## What you have to do
Once you have read the records below, restate them word for word.

------------

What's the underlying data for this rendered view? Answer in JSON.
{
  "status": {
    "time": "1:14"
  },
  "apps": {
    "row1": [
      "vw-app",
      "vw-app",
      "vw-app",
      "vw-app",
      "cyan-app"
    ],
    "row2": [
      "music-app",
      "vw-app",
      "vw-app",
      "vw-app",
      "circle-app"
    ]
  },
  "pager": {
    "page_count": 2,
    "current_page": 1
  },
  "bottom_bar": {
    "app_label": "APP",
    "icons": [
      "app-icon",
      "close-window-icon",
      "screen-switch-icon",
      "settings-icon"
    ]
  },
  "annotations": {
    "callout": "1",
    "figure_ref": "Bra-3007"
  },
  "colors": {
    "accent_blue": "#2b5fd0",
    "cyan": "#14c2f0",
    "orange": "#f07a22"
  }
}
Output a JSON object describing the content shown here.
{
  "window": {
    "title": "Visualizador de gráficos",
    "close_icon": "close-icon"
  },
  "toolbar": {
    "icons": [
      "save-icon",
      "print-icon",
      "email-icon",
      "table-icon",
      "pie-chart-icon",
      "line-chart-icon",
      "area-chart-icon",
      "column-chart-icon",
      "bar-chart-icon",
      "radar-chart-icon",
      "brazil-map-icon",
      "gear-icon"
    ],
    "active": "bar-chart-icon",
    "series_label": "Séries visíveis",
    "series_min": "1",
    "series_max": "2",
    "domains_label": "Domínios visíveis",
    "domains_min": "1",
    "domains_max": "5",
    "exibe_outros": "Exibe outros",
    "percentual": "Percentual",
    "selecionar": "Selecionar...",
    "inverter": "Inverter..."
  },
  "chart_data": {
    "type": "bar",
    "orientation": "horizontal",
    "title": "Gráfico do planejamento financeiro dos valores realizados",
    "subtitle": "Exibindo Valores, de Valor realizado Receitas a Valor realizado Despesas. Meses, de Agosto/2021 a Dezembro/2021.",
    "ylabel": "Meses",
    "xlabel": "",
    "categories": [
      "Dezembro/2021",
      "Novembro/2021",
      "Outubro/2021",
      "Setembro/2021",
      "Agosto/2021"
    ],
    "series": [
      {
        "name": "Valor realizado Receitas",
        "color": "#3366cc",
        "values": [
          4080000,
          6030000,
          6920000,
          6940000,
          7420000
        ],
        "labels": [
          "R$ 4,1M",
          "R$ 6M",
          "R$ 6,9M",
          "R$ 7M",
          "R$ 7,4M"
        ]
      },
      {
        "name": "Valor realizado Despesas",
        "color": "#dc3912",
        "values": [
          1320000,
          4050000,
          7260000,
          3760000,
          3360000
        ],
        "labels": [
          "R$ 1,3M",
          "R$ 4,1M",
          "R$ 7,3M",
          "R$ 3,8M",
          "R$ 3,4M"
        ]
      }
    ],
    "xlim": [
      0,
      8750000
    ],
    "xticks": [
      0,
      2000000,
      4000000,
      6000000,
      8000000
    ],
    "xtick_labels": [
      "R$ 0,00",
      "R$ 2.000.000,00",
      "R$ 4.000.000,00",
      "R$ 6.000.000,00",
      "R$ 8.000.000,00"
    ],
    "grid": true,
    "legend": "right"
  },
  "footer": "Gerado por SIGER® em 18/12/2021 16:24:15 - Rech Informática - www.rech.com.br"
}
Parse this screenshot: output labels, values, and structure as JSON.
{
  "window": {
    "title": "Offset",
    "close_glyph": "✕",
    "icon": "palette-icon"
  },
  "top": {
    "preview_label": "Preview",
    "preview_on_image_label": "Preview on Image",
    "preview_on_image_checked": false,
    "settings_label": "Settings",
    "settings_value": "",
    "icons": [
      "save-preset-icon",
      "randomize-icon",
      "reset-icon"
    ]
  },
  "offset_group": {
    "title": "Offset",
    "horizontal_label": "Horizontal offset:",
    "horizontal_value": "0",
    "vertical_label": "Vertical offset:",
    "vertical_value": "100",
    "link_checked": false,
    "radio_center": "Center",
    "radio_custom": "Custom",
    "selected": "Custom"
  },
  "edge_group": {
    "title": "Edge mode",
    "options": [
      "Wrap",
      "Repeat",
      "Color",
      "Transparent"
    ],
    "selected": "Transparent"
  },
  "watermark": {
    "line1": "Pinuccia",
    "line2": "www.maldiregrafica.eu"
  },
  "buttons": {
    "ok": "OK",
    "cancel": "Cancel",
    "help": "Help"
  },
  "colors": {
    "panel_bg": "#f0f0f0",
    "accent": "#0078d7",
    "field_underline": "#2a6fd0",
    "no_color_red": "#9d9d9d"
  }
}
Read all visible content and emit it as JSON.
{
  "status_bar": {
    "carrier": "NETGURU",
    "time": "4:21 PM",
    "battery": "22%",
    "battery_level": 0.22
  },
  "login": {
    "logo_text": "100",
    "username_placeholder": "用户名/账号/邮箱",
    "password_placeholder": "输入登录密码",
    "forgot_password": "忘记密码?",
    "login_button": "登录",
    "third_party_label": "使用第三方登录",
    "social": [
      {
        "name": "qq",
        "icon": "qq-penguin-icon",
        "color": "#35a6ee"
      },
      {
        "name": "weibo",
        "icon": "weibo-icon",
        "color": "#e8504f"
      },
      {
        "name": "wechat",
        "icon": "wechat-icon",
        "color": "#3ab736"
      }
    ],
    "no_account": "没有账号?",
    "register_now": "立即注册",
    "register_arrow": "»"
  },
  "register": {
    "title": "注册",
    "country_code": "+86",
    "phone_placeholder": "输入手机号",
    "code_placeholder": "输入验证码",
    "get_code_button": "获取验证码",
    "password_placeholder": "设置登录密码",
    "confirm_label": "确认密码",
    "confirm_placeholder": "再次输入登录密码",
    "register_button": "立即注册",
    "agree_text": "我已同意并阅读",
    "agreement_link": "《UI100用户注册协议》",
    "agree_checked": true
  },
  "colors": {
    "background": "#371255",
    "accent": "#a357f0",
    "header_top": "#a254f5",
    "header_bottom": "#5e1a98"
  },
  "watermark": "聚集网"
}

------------

## Solution
What's the underlying data for this rendered view? Answer in JSON.
{
  "status": {
    "time": "1:14"
  },
  "apps": {
    "row1": [
      "vw-app",
      "vw-app",
      "vw-app",
      "vw-app",
      "cyan-app"
    ],
    "row2": [
      "music-app",
      "vw-app",
      "vw-app",
      "vw-app",
      "circle-app"
    ]
  },
  "pager": {
    "page_count": 2,
    "current_page": 1
  },
  "bottom_bar": {
    "app_label": "APP",
    "icons": [
      "app-icon",
      "close-window-icon",
      "screen-switch-icon",
      "settings-icon"
    ]
  },
  "annotations": {
    "callout": "1",
    "figure_ref": "Bra-3007"
  },
  "colors": {
    "accent_blue": "#2b5fd0",
    "cyan": "#14c2f0",
    "orange": "#f07a22"
  }
}
Output a JSON object describing the content shown here.
{
  "window": {
    "title": "Visualizador de gráficos",
    "close_icon": "close-icon"
  },
  "toolbar": {
    "icons": [
      "save-icon",
      "print-icon",
      "email-icon",
      "table-icon",
      "pie-chart-icon",
      "line-chart-icon",
      "area-chart-icon",
      "column-chart-icon",
      "bar-chart-icon",
      "radar-chart-icon",
      "brazil-map-icon",
      "gear-icon"
    ],
    "active": "bar-chart-icon",
    "series_label": "Séries visíveis",
    "series_min": "1",
    "series_max": "2",
    "domains_label": "Domínios visíveis",
    "domains_min": "1",
    "domains_max": "5",
    "exibe_outros": "Exibe outros",
    "percentual": "Percentual",
    "selecionar": "Selecionar...",
    "inverter": "Inverter..."
  },
  "chart_data": {
    "type": "bar",
    "orientation": "horizontal",
    "title": "Gráfico do planejamento financeiro dos valores realizados",
    "subtitle": "Exibindo Valores, de Valor realizado Receitas a Valor realizado Despesas. Meses, de Agosto/2021 a Dezembro/2021.",
    "ylabel": "Meses",
    "xlabel": "",
    "categories": [
      "Dezembro/2021",
      "Novembro/2021",
      "Outubro/2021",
      "Setembro/2021",
      "Agosto/2021"
    ],
    "series": [
      {
        "name": "Valor realizado Receitas",
        "color": "#3366cc",
        "values": [
          4080000,
          6030000,
          6920000,
          6940000,
          7420000
        ],
        "labels": [
          "R$ 4,1M",
          "R$ 6M",
          "R$ 6,9M",
          "R$ 7M",
          "R$ 7,4M"
        ]
      },
      {
        "name": "Valor realizado Despesas",
        "color": "#dc3912",
        "values": [
          1320000,
          4050000,
          7260000,
          3760000,
          3360000
        ],
        "labels": [
          "R$ 1,3M",
          "R$ 4,1M",
          "R$ 7,3M",
          "R$ 3,8M",
          "R$ 3,4M"
        ]
      }
    ],
    "xlim": [
      0,
      8750000
    ],
    "xticks": [
      0,
      2000000,
      4000000,
      6000000,
      8000000
    ],
    "xtick_labels": [
      "R$ 0,00",
      "R$ 2.000.000,00",
      "R$ 4.000.000,00",
      "R$ 6.000.000,00",
      "R$ 8.000.000,00"
    ],
    "grid": true,
    "legend": "right"
  },
  "footer": "Gerado por SIGER® em 18/12/2021 16:24:15 - Rech Informática - www.rech.com.br"
}
Parse this screenshot: output labels, values, and structure as JSON.
{
  "window": {
    "title": "Offset",
    "close_glyph": "✕",
    "icon": "palette-icon"
  },
  "top": {
    "preview_label": "Preview",
    "preview_on_image_label": "Preview on Image",
    "preview_on_image_checked": false,
    "settings_label": "Settings",
    "settings_value": "",
    "icons": [
      "save-preset-icon",
      "randomize-icon",
      "reset-icon"
    ]
  },
  "offset_group": {
    "title": "Offset",
    "horizontal_label": "Horizontal offset:",
    "horizontal_value": "0",
    "vertical_label": "Vertical offset:",
    "vertical_value": "100",
    "link_checked": false,
    "radio_center": "Center",
    "radio_custom": "Custom",
    "selected": "Custom"
  },
  "edge_group": {
    "title": "Edge mode",
    "options": [
      "Wrap",
      "Repeat",
      "Color",
      "Transparent"
    ],
    "selected": "Transparent"
  },
  "watermark": {
    "line1": "Pinuccia",
    "line2": "www.maldiregrafica.eu"
  },
  "buttons": {
    "ok": "OK",
    "cancel": "Cancel",
    "help": "Help"
  },
  "colors": {
    "panel_bg": "#f0f0f0",
    "accent": "#0078d7",
    "field_underline": "#2a6fd0",
    "no_color_red": "#9d9d9d"
  }
}
Read all visible content and emit it as JSON.
{
  "status_bar": {
    "carrier": "NETGURU",
    "time": "4:21 PM",
    "battery": "22%",
    "battery_level": 0.22
  },
  "login": {
    "logo_text": "100",
    "username_placeholder": "用户名/账号/邮箱",
    "password_placeholder": "输入登录密码",
    "forgot_password": "忘记密码?",
    "login_button": "登录",
    "third_party_label": "使用第三方登录",
    "social": [
      {
        "name": "qq",
        "icon": "qq-penguin-icon",
        "color": "#35a6ee"
      },
      {
        "name": "weibo",
        "icon": "weibo-icon",
        "color": "#e8504f"
      },
      {
        "name": "wechat",
        "icon": "wechat-icon",
        "color": "#3ab736"
      }
    ],
    "no_account": "没有账号?",
    "register_now": "立即注册",
    "register_arrow": "»"
  },
  "register": {
    "title": "注册",
    "country_code": "+86",
    "phone_placeholder": "输入手机号",
    "code_placeholder": "输入验证码",
    "get_code_button": "获取验证码",
    "password_placeholder": "设置登录密码",
    "confirm_label": "确认密码",
    "confirm_placeholder": "再次输入登录密码",
    "register_button": "立即注册",
    "agree_text": "我已同意并阅读",
    "agreement_link": "《UI100用户注册协议》",
    "agree_checked": true
  },
  "colors": {
    "background": "#371255",
    "accent": "#a357f0",
    "header_top": "#a254f5",
    "header_bottom": "#5e1a98"
  },
  "watermark": "聚集网"
}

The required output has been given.